Exercise aim
Output the entries verbatim, including every line.

Data for analysis
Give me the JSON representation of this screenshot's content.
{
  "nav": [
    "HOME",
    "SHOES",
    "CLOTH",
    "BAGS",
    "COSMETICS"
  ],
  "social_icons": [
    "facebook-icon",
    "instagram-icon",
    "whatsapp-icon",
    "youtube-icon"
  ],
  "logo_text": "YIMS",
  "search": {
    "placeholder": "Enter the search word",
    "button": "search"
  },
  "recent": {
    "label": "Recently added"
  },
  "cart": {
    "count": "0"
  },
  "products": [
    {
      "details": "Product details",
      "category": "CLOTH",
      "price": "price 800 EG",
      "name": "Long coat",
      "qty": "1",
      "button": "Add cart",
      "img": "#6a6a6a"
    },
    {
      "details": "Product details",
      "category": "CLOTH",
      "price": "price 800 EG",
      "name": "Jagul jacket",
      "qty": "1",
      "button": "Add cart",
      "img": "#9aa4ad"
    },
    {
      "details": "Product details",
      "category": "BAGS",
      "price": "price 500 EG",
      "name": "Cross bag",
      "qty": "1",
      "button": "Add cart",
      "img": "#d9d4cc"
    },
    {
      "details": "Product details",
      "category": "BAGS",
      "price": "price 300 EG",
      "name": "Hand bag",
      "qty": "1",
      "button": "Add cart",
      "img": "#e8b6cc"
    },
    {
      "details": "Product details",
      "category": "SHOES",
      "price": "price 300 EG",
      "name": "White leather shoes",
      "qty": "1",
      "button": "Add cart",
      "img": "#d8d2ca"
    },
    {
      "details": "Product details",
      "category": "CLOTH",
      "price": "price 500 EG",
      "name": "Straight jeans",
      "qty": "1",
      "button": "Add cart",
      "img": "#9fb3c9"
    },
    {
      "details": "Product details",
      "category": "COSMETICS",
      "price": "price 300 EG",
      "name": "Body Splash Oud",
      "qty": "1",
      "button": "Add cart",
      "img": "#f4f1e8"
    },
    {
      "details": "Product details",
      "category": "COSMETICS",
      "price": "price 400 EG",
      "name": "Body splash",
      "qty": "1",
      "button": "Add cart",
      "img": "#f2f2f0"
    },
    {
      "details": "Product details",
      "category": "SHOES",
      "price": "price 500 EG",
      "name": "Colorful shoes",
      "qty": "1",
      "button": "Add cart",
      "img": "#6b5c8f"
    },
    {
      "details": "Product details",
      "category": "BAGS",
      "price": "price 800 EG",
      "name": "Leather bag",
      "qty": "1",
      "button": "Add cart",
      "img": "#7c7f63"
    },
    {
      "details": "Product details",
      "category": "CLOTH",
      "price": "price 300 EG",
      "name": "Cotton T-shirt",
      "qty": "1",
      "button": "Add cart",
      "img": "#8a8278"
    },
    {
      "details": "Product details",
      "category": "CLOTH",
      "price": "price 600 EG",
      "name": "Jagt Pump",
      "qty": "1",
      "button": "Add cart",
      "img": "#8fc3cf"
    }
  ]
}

Problem solution
Give me the JSON representation of this screenshot's content.
{
  "nav": [
    "HOME",
    "SHOES",
    "CLOTH",
    "BAGS",
    "COSMETICS"
  ],
  "social_icons": [
    "facebook-icon",
    "instagram-icon",
    "whatsapp-icon",
    "youtube-icon"
  ],
  "logo_text": "YIMS",
  "search": {
    "placeholder": "Enter the search word",
    "button": "search"
  },
  "recent": {
    "label": "Recently added"
  },
  "cart": {
    "count": "0"
  },
  "products": [
    {
      "details": "Product details",
      "category": "CLOTH",
      "price": "price 800 EG",
      "name": "Long coat",
      "qty": "1",
      "button": "Add cart",
      "img": "#6a6a6a"
    },
    {
      "details": "Product details",
      "category": "CLOTH",
      "price": "price 800 EG",
      "name": "Jagul jacket",
      "qty": "1",
      "button": "Add cart",
      "img": "#9aa4ad"
    },
    {
      "details": "Product details",
      "category": "BAGS",
      "price": "price 500 EG",
      "name": "Cross bag",
      "qty": "1",
      "button": "Add cart",
      "img": "#d9d4cc"
    },
    {
      "details": "Product details",
      "category": "BAGS",
      "price": "price 300 EG",
      "name": "Hand bag",
      "qty": "1",
      "button": "Add cart",
      "img": "#e8b6cc"
    },
    {
      "details": "Product details",
      "category": "SHOES",
      "price": "price 300 EG",
      "name": "White leather shoes",
      "qty": "1",
      "button": "Add cart",
      "img": "#d8d2ca"
    },
    {
      "details": "Product details",
      "category": "CLOTH",
      "price": "price 500 EG",
      "name": "Straight jeans",
      "qty": "1",
      "button": "Add cart",
      "img": "#9fb3c9"
    },
    {
      "details": "Product details",
      "category": "COSMETICS",
      "price": "price 300 EG",
      "name": "Body Splash Oud",
      "qty": "1",
      "button": "Add cart",
      "img": "#f4f1e8"
    },
    {
      "details": "Product details",
      "category": "COSMETICS",
      "price": "price 400 EG",
      "name": "Body splash",
      "qty": "1",
      "button": "Add cart",
      "img": "#f2f2f0"
    },
    {
      "details": "Product details",
      "category": "SHOES",
      "price": "price 500 EG",
      "name": "Colorful shoes",
      "qty": "1",
      "button": "Add cart",
      "img": "#6b5c8f"
    },
    {
      "details": "Product details",
      "category": "BAGS",
      "price": "price 800 EG",
      "name": "Leather bag",
      "qty": "1",
      "button": "Add cart",
      "img": "#7c7f63"
    },
    {
      "details": "Product details",
      "category": "CLOTH",
      "price": "price 300 EG",
      "name": "Cotton T-shirt",
      "qty": "1",
      "button": "Add cart",
      "img": "#8a8278"
    },
    {
      "details": "Product details",
      "category": "CLOTH",
      "price": "price 600 EG",
      "name": "Jagt Pump",
      "qty": "1",
      "button": "Add cart",
      "img": "#8fc3cf"
    }
  ]
}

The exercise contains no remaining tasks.